You are your own props department
Here’s how the props department on the television series Treme recreated a vintage bottle of cognac to use in a scene: First they checked out the real deal on the Internet and then found and copied a label they liked. Then they sourced some empty bottles in an antique shop. Next, ‘we cleaned them up, and Joey mixed water and food coloring to get the right color. He found corks to put in the bottle and wax to put a seal on the top. We put it inside a box and then dusted it an aged it down.’ [sic] These words are from Luci Leary, Property Master on Treme, as told to Dave Walker of Nola.com.
I found Walker’s article while researching the making of Treme (a television series written by David Simon, set in post Hurricane Katrina New Orleans). The last thing I expected in reading a story about props in a fictional television series was to be inspired about writing long form non-fiction. But Walker (and the props team on Treme) got me to thinking.
In as much as producing props and writing non-fiction are different there are similarities. We’re all recreating scenes and conveying character (and to this end, non-fiction writers are our own props departments). Writers are told to show, don’t tell but we can still both show and tell. Props departments can only show. That’s why they must attend to detail like the aging and dusting on a vintage cognac bottle. That’s a discipline we can learn from.
‘It’s important to us that it’s real, that it looks good, and it’s what it would be,’ says, Beau Harrison, Treme’s On Set Property Master. Verily his team breaks down every scene in a script says Walker. They create a list of the objects required then decide exactly what type of object it should be. Mobile phones for example, ‘We usually base this on the character’s personality and economic standing,’ Harrison says.
The best non-fiction takes you into a story. It gives you just the right amount of detail; information that’s relevant to scene and character/s. The props team on Treme have the same job only they do the work in reverse. They must acquire objects (including personal effects) to help define their scenes and characters. And then they put all of those objects into a labeled box. Writers start with a page; with the more astute of us collecting detail (props information) about our characters and scenes along the way.
Photographs by Harrison show some of Treme’s props boxes. The character Antoine Batiste’s for example has his watch, sunglasses, keys, ID, iPod and other personal items spread across a table. Separated from the body of Wendell Pierce (who plays Batiste) these objects remind me of toys; of Barbie dolls, clothes and accessories I used to play with as a kid. Batiste may live real in my mind but in truth he’s a fiction and that’s where the work of props teams and long form non-fiction writers diverge.
As someone who spent just a few days in New Orleans over a decade ago, I find the depictions in Treme to be fairly convincing. From the series I’ve learnt a lot about the challenges the city faced in the wake of Katrina. I’ve learnt more about its culture – and things I didn’t know (like their second line parades). But I’m aware that Treme is a fiction, and that to others its fabrication might not be as convincing.
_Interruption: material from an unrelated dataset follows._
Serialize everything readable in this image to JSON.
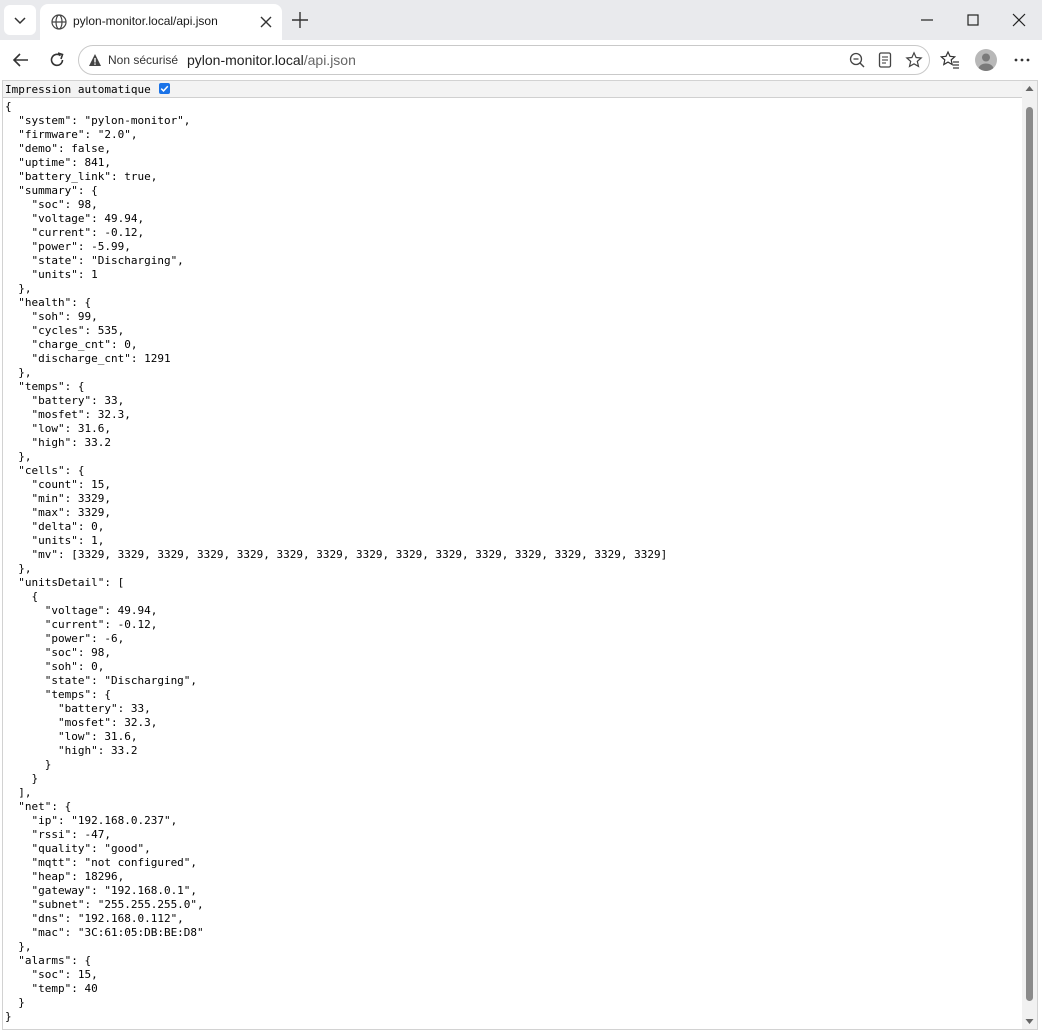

‘I know a real second line when I feel it,’ says Cheryl Austin in a news story on WWLTV.com. She makes the comment at a sale of the show’s props (following the filming of its final season). She’s a real-life resident of the real-life New Orleans suburb of Treme. She’s not a big fan of the show (any more than many doctors and nurses were fans of ER). To her it lacks authenticity.
‘Don’t make this stuff up!’ I can hear Lee Gutkind (editor of Creative nonfiction magazine) calling to us all. Indeed. The trick is to fill our props boxes as we research – one word at a time.
(Oh, and props to Dave Walker for writing an article that inspired all of this!)